# [Problem description]
Write the entries out again. Every character must match.

========

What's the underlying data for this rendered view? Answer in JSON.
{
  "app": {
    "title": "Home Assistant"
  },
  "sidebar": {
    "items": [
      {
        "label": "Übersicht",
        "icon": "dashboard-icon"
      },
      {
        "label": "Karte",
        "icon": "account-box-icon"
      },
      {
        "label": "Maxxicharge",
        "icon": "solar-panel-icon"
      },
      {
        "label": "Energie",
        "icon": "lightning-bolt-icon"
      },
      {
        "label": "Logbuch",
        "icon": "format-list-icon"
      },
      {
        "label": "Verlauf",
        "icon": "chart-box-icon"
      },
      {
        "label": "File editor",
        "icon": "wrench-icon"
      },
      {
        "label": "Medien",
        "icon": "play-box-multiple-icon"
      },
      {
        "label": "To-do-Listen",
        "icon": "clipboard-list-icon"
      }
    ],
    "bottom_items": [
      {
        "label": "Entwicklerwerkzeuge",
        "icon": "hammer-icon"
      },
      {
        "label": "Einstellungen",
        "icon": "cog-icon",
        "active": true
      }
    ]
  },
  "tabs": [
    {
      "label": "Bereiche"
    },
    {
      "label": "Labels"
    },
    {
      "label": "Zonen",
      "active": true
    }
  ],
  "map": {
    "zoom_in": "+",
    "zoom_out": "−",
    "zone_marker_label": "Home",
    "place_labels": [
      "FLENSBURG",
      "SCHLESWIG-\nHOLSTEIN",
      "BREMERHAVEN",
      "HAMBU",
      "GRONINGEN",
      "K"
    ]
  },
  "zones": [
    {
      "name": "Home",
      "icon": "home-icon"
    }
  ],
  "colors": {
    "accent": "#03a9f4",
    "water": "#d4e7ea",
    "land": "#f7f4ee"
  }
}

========

# [Solved problem]
What's the underlying data for this rendered view? Answer in JSON.
{
  "app": {
    "title": "Home Assistant"
  },
  "sidebar": {
    "items": [
      {
        "label": "Übersicht",
        "icon": "dashboard-icon"
      },
      {
        "label": "Karte",
        "icon": "account-box-icon"
      },
      {
        "label": "Maxxicharge",
        "icon": "solar-panel-icon"
      },
      {
        "label": "Energie",
        "icon": "lightning-bolt-icon"
      },
      {
        "label": "Logbuch",
        "icon": "format-list-icon"
      },
      {
        "label": "Verlauf",
        "icon": "chart-box-icon"
      },
      {
        "label": "File editor",
        "icon": "wrench-icon"
      },
      {
        "label": "Medien",
        "icon": "play-box-multiple-icon"
      },
      {
        "label": "To-do-Listen",
        "icon": "clipboard-list-icon"
      }
    ],
    "bottom_items": [
      {
        "label": "Entwicklerwerkzeuge",
        "icon": "hammer-icon"
      },
      {
        "label": "Einstellungen",
        "icon": "cog-icon",
        "active": true
      }
    ]
  },
  "tabs": [
    {
      "label": "Bereiche"
    },
    {
      "label": "Labels"
    },
    {
      "label": "Zonen",
      "active": true
    }
  ],
  "map": {
    "zoom_in": "+",
    "zoom_out": "−",
    "zone_marker_label": "Home",
    "place_labels": [
      "FLENSBURG",
      "SCHLESWIG-\nHOLSTEIN",
      "BREMERHAVEN",
      "HAMBU",
      "GRONINGEN",
      "K"
    ]
  },
  "zones": [
    {
      "name": "Home",
      "icon": "home-icon"
    }
  ],
  "colors": {
    "accent": "#03a9f4",
    "water": "#d4e7ea",
    "land": "#f7f4ee"
  }
}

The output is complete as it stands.